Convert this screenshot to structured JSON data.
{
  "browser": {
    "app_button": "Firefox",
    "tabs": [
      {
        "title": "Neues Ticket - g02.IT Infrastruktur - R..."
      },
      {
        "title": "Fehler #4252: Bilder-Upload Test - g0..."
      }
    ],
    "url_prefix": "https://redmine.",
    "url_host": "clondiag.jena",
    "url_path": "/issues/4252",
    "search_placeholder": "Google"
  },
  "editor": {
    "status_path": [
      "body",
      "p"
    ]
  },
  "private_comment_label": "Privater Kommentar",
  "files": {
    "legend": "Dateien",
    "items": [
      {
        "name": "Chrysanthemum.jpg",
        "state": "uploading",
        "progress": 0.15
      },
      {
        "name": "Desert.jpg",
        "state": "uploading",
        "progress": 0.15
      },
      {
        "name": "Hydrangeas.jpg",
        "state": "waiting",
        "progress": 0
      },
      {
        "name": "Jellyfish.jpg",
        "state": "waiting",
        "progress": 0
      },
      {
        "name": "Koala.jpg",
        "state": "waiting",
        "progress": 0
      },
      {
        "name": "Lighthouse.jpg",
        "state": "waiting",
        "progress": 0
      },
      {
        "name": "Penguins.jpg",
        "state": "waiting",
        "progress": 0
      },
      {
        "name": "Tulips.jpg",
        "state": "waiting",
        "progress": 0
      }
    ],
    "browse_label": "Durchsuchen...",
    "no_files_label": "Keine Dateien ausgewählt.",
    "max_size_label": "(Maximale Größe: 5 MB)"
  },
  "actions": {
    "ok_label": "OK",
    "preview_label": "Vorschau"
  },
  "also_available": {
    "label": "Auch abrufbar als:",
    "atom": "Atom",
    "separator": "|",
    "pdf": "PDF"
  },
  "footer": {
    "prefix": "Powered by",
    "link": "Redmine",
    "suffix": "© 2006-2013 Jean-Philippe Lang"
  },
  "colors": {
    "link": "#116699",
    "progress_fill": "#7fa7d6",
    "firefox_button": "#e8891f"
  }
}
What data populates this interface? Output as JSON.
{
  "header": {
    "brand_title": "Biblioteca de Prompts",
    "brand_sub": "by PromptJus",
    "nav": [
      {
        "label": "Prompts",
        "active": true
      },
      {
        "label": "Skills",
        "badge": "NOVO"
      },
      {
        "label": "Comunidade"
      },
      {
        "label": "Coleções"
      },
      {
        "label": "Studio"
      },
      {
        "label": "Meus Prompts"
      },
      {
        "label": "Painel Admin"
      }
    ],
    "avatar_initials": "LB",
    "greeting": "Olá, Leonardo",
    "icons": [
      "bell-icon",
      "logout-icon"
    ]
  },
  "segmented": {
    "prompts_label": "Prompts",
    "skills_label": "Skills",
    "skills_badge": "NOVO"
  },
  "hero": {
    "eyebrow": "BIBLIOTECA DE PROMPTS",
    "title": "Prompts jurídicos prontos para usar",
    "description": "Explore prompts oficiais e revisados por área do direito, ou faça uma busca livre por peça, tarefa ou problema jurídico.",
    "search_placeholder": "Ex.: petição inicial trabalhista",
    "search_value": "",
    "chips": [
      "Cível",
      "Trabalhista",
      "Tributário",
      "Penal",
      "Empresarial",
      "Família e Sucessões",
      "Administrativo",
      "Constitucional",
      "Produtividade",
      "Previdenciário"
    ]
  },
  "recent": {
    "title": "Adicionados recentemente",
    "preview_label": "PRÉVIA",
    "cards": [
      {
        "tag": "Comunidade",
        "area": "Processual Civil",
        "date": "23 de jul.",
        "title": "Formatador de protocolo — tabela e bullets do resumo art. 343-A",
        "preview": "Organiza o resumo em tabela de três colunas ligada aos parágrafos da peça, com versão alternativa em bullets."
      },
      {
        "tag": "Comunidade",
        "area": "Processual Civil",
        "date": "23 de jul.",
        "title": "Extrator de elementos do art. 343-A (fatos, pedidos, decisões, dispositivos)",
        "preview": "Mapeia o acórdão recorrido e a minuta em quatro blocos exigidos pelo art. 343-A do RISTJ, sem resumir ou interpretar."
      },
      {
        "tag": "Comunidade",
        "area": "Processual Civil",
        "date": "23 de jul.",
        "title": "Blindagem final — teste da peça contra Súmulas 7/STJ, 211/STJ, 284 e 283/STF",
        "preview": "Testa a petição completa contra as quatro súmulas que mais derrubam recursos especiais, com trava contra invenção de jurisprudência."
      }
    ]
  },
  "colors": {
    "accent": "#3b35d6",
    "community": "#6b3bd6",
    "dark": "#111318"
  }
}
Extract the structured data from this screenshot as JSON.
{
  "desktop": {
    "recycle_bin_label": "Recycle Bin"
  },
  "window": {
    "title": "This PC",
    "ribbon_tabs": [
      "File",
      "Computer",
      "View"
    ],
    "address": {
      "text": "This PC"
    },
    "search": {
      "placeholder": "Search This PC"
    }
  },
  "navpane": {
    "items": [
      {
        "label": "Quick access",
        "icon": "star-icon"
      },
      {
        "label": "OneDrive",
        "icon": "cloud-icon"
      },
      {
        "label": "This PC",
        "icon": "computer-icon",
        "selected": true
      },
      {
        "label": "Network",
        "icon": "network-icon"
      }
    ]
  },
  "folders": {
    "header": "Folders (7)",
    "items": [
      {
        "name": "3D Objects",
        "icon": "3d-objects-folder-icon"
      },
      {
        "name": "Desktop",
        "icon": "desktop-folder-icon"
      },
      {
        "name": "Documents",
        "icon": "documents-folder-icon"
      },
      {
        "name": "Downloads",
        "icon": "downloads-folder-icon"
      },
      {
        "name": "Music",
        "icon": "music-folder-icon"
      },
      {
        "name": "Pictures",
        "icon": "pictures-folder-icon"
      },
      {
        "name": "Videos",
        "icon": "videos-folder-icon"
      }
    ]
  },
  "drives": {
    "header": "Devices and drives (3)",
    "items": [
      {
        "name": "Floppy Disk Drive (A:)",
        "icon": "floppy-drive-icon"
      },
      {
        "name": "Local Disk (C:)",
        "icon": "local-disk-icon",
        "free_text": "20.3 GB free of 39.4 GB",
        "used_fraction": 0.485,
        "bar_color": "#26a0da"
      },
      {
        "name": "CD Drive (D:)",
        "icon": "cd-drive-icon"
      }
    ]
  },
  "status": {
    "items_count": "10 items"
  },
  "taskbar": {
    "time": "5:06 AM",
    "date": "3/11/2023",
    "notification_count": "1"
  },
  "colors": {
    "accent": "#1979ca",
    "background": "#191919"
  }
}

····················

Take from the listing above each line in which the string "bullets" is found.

▶ RESPONSE BOX:
        "title": "Formatador de protocolo — tabela e bullets do resumo art. 343-A",
        "preview": "Organiza o resumo em tabela de três colunas ligada aos parágrafos da peça, com versão alternativa em bullets."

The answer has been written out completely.